There is plenty of good to go around. You just have to get past all the “fluff” to appreciate the good deeds of people to one another. In times of need, you learn to be thankful for your fellow man. Our two-acre piece of property was destroyed by back-to-back hurricanes. Like everyone else, we were overwhelmed by the enormity of the aftermath. We were in the long process of cleaning up the mess, when a truck with Georgia plates pulled up and the driver asked if we need-ed help.
Two Christian Brothers had driven all night from Georgia to lend a helping hand. This was our moment of divine interven-tion. For two days, these guys chain sawed the jumble of downed trees and debris. Never was a helping hand more appreci-ated. When the smoke cleared, we offered to pay to off-set their expenses, but they would not accept their just renumeration.
Later in the week, as we continued clean-up, a group of volunteers began work on our neighbor’s yard. They asked for our permission to eliminate a giant oak.
A souvenir from our Arkansas angels. tree that breached our property line. After we signed a release, they revealed they would help us out when they finished. We held out hope, because this was a monu-mental undertaking.
True to their word, the volunteer group from Arkansas hauled their equip-ment over and went to work. It was an-other divine moment as these “hurri-cane angels” descended on our property. Equipped with chainsaws, bobcats and track hoes, they attacked our decimated piece of property in the heat Louisiana is famous for.

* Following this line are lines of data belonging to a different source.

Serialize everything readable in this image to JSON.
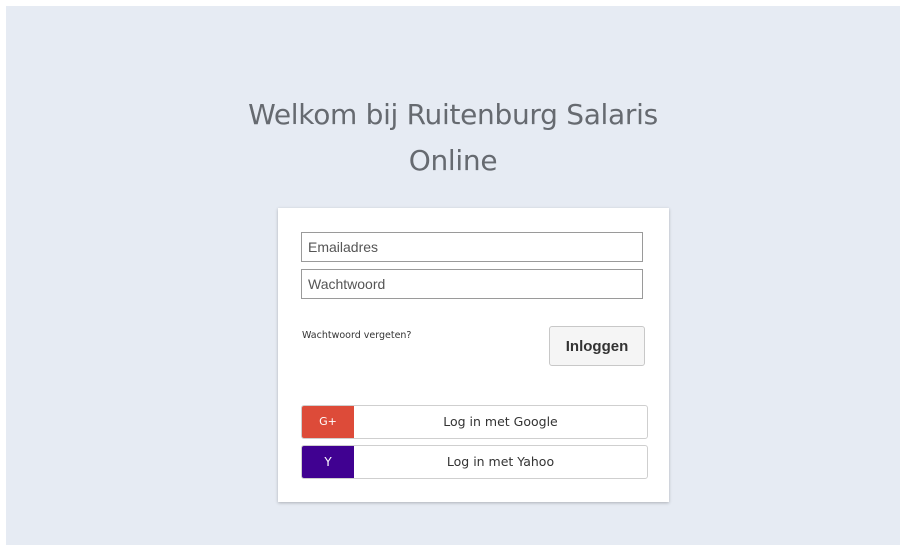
{
  "header": {
    "title_line1": "Welkom bij Ruitenburg Salaris",
    "title_line2": "Online"
  },
  "login_form": {
    "email_placeholder": "Emailadres",
    "email_value": "",
    "password_placeholder": "Wachtwoord",
    "password_value": "",
    "forgot_password_label": "Wachtwoord vergeten?",
    "login_button_label": "Inloggen"
  },
  "social_logins": {
    "google": {
      "icon_text": "G+",
      "label": "Log in met Google",
      "color": "#dd4b39",
      "icon": "google-plus-icon"
    },
    "yahoo": {
      "icon_text": "Y",
      "label": "Log in met Yahoo",
      "color": "#400191",
      "icon": "yahoo-icon"
    }
  },
  "colors": {
    "page_background": "#e6ebf3",
    "card_background": "#ffffff",
    "title_text": "#666a70"
  }
}
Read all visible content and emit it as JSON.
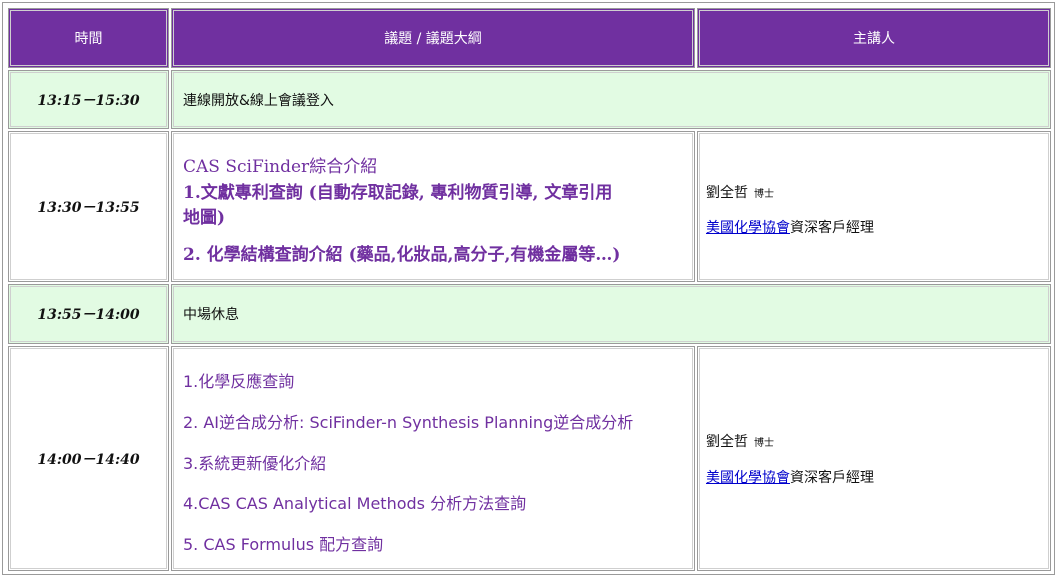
{
  "headers": {
    "time": "時間",
    "topic": "議題 / 議題大綱",
    "speaker": "主講人"
  },
  "rows": [
    {
      "time": "13:15－15:30",
      "text": "連線開放&線上會議登入"
    },
    {
      "time": "13:30－13:55",
      "agenda": {
        "title": "CAS SciFinder綜合介紹",
        "item1_line1": "1.文獻專利查詢 (自動存取記錄, 專利物質引導, 文章引用",
        "item1_line2": "地圖)",
        "item2": "2. 化學結構查詢介紹 (藥品,化妝品,高分子,有機金屬等…)"
      },
      "speaker": {
        "name": "劉全哲",
        "degree": "博士",
        "org_link": "美國化學協會",
        "role": "資深客戶經理"
      }
    },
    {
      "time": "13:55－14:00",
      "text": "中場休息"
    },
    {
      "time": "14:00－14:40",
      "agenda_items": [
        "1.化學反應查詢",
        "2. AI逆合成分析: SciFinder-n Synthesis Planning逆合成分析",
        "3.系統更新優化介紹",
        "4.CAS CAS Analytical Methods 分析方法查詢",
        "5. CAS Formulus 配方查詢"
      ],
      "speaker": {
        "name": "劉全哲",
        "degree": "博士",
        "org_link": "美國化學協會",
        "role": "資深客戶經理"
      }
    }
  ],
  "colors": {
    "header_bg": "#7030a0",
    "break_row_bg": "#e2fbe3",
    "agenda_text": "#7030a0",
    "link": "#0000cc"
  }
}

It was inspiring and cathartic to watch in awe as these “strangers” worked to help out their fellow man. There must have been a dozen or more volunteers, all of whom knew how to handle a chainsaw.
At the end of the day, they would not accept payment. All they asked of us was to pray with them. We joined hands and gave thanks to a higher power. It was a powerful moment as we prayed and gave thanks. I was OK until my better half (Tiffany) began to cry tears of appreciation. These virtual strangers will never know how much their consider-able efforts positively changed our lives. We shook hands and hugged each other. It was a moving moment that felt good to be a part of.
This group personifies what is great about living in the greatest country in the world. These are our true heroes, and they exemplify why they call it the good old USA. Do unto others as you would have them do unto you.
In the photo corner are two lo-cal up and coming deer hunters. First there’s Emory McCormick with her fine Longville, La. buck. Also, young Blake Farr scores a healthy Louisiana eight-point buck. Guess what is for dinner? Correct answer: fried backstrap! God bless Louisiana and the joy these young hunters derive from their time in the great outdoors.